I'm waiting, always waiting.

Check yourself before you wreck yourself

Today I SBE'd, shorthand for Self Breast Exam.  This is my first SBE post my NP appointment so I wanted to do a little bit of research on what to look for.  Basically, you're looking for:

  • Any new lump (which may or may not be painful or tender)
  • Unusual thickening of your breasts
  • Sticky or bloody discharge from your nipples
  • Any changes in the skin of your nipples or breasts, such as puckering or dimpling
  • An unusual increase in the size of one breast
  • One breast unusually lower than the other
Sounds simple right?  It's not.  While a mammogram can detect a lump as small as 0.2 cm, the lumps you'll find while SBE can range from 2-3.5 cm! 

Plus, now I'm curious and loaded with questions for when I see my NP next (10 months!).  I want to know what a lump feels like, how it will differ from the already present "dense-ness" of my breasts, how do you tell the difference?

Here's your how to guide:

Sunday, September 5, 2010

Feeling like an A!

I feel good today.  I went straight to the source and found out that my health insurance provider will cover 80% of the genetic testing!  Which means only a $640 expense to me, only!  Something about having this concrete information has helped me settle down a bit and I can honestly say I forgot about this 33% weight on my chest.  Okay so I haven't forgotten but I am not thinking about it as much.

I do think about it whenever I see someone with fake boobs though.  Is that what mine would look like?  Would people notice them and assume I just wanted fake big boobs (as opposed to my real big boobs)?  Why do I care?  Do you keep the nipple?  Are they BRCA carriers?
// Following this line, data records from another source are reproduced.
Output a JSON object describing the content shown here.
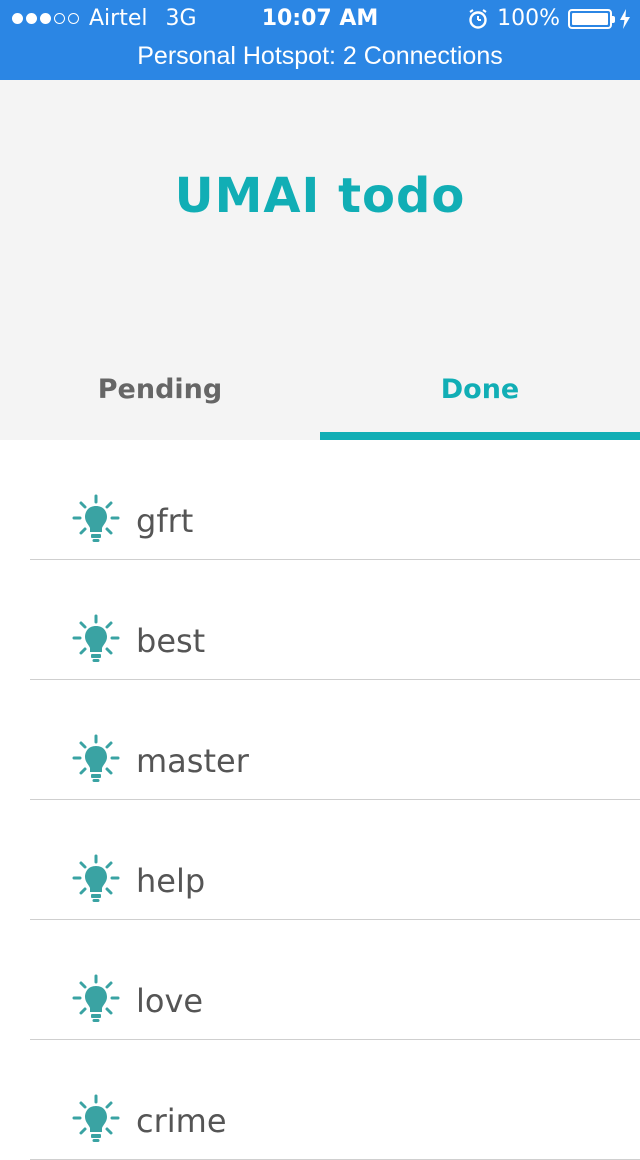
{
  "status_bar": {
    "carrier": "Airtel",
    "network": "3G",
    "time": "10:07 AM",
    "battery": "100%",
    "battery_level": 1.0,
    "hotspot": "Personal Hotspot: 2 Connections"
  },
  "header": {
    "title": "UMAI todo"
  },
  "tabs": [
    {
      "label": "Pending",
      "active": false
    },
    {
      "label": "Done",
      "active": true
    }
  ],
  "items": [
    {
      "label": "gfrt",
      "icon": "lightbulb-icon"
    },
    {
      "label": "best",
      "icon": "lightbulb-icon"
    },
    {
      "label": "master",
      "icon": "lightbulb-icon"
    },
    {
      "label": "help",
      "icon": "lightbulb-icon"
    },
    {
      "label": "love",
      "icon": "lightbulb-icon"
    },
    {
      "label": "crime",
      "icon": "lightbulb-icon"
    }
  ],
  "colors": {
    "status_bar": "#2b86e4",
    "accent": "#11aeb5",
    "header_bg": "#f4f4f4",
    "text_gray": "#555555"
  }
}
But today I feel good.  I'm coming more to terms with other people not getting it too.  I am handling this journey the way I handle things and in the end I know whatever decision I make will be based on research, thought, and what's best for me.  I will not make any rash decisions in vain based upon a yes or no moment at a geneticist.  I feel good today.